Mega-Tech is interested because they have the platforms and mind-boggling numbers of “users” and customers. Facebook, for instance, has ~2 billion “daily average users,” one-quarter of the world’s population, and enough servers and high-speed computing power to reach all of them in real time. What they may lack (or may not, depending on how you look at it), is more “engaging” content. Putting, say, ESPN on Facebook would make Facebook the world’s leading sports “network” overnight by orders of magnitude.
So there are buyers. Alas, they’re smart buyers, who (generally speaking) abide by the laws of buy low/sell high and don’t make it a habit of staying on the dance floor too long. Watching Disney or Warner Brothers Discovery get ever more desperate to sell assets to “clean up” their balance sheets is not something a smart PE fund or a major “tech platform” company would find unappealing. They’d enjoy it; chumming the waters every so often to keep the press talking about how desperate the entertainment companies are to sell assets.
Some day, maybe sooner than later, someone is going to pull the trigger and buy, say, ESPN. Or buy, say, CNN, ABC and ESPN and meld the three into one company. In the latter case, ABC News could be sold or shut down immediately, as the “newco” would have CNN as its “news provider.” We could talk about a dozen other scenarios for recombinations and/or divestitures, but you get the idea, so let’s not.
The day nears, if it’s not already here, when “get big or go home” officially becomes “get what you can and move on.” Iger’s musings marked the beginning of the countdown to that day or those days. No one disputes that that day or those days are coming. No one disputes that the buyers will be private equity and/or Big Tech.

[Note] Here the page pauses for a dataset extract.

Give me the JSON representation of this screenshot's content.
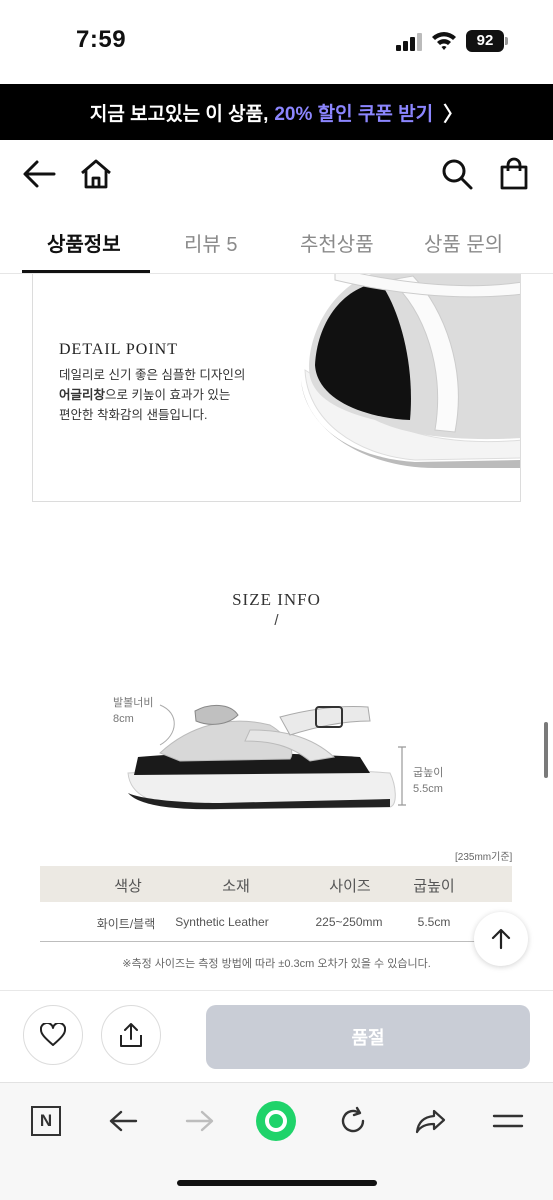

All of this is one of the reasons the “Hollywood strike” (by writers and actors) will likely last a very long time. Management of virtually every entertainment company is looking to sell all or parts of its businesses (or attract “investment partners” in their businesses). The price for those assets will not be enhanced by higher labor costs, higher residual fees and limited ability to deploy artificial general intelligence (AGI) to enhance production and constrain costs. There has to be progress there. No progress puts a cap on the valuations of “entertainment assets.”
It’s the new Hollywood. Fittingly, perhaps, Rupert Murdoch closed the last chapter. AGI begins the new one.